The Chicago Tribune reports that Dante Servin argues he continues to suffer post-traumatic stress disorder from his fatal 2012 shooting of 22-year-old Rekia Boyd. He could get tens of thousands of dollars until his police pension kicks in. A police pension board attorney says the first step is for the board to decide if Servin qualifies for disability pay.
Servin was charged with involuntary manslaughter and other charges in Boyd’s shooting death but a judge acquitted him in April 2015, suggesting prosecutors filed the wrong charges.
Five months ago Servin resigned just days before a hearing to decide if he should be fired in connection with the shooting death.
Boyd and a group of people were hanging out in Douglas Park in March 2012 when Servin, angry about noise they were making, got into a shouting match with a man in the group. Prosecutors say Servin fired five shots over his shoulder, hitting Boyd in the head and grazing another person, according to CBS Chicago.
Servin said he saw a person in the group moving toward him with a gun. Police found only a cellphone.
At trial, prosecutors sought to prove Servin acted recklessly, but the judge found Servin intentionally shot in the direction of the group, an act “so dangerous it is beyond reckless,” reported the Chicago Tribune.
“It is intentional and the crime, if any there be, is first-degree murder,” wrote judge Dennis Porter, saying he had no choice under the law but to throw out the charges.

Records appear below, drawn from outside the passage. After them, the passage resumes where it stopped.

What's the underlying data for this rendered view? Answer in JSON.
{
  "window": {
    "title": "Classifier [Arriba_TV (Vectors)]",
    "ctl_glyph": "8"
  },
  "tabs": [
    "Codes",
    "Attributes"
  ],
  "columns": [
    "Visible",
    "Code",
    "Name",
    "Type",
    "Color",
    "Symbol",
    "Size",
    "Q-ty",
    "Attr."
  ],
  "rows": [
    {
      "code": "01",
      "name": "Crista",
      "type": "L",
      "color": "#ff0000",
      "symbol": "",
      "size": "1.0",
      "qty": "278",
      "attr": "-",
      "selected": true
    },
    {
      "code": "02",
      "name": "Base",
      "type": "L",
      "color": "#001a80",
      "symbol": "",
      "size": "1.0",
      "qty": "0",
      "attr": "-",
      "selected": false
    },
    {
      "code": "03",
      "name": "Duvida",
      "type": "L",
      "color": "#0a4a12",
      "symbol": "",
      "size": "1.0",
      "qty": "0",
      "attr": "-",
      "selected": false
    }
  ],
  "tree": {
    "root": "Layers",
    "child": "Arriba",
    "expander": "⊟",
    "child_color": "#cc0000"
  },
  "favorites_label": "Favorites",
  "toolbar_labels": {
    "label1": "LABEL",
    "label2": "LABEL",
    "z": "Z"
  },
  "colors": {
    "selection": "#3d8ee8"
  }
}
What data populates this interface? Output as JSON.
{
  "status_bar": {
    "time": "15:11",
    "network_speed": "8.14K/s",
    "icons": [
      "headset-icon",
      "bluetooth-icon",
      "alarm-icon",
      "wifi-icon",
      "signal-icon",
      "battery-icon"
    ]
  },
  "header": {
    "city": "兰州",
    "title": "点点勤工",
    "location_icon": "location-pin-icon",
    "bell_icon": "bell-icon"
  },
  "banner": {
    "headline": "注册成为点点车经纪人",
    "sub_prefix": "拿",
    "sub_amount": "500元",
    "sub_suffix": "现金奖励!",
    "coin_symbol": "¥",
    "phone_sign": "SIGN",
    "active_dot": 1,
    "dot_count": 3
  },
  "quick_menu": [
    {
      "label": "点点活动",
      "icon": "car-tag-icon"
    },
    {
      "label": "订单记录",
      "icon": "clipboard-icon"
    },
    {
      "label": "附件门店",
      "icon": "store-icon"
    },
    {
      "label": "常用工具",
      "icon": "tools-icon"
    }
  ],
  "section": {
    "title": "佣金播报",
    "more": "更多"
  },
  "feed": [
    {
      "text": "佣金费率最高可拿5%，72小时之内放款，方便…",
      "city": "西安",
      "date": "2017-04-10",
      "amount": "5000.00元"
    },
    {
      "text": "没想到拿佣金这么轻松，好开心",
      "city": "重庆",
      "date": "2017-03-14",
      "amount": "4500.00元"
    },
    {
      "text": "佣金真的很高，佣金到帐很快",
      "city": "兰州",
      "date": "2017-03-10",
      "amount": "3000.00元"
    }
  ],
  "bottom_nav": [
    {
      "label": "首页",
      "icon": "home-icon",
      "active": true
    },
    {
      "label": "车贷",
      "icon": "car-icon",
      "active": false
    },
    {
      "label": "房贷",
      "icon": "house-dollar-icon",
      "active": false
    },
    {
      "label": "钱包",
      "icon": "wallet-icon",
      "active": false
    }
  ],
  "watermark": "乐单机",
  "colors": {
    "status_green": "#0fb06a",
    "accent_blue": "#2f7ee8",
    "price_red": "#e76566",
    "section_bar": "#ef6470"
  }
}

Advocates blasted the acquittal as hinging on a “technicality.”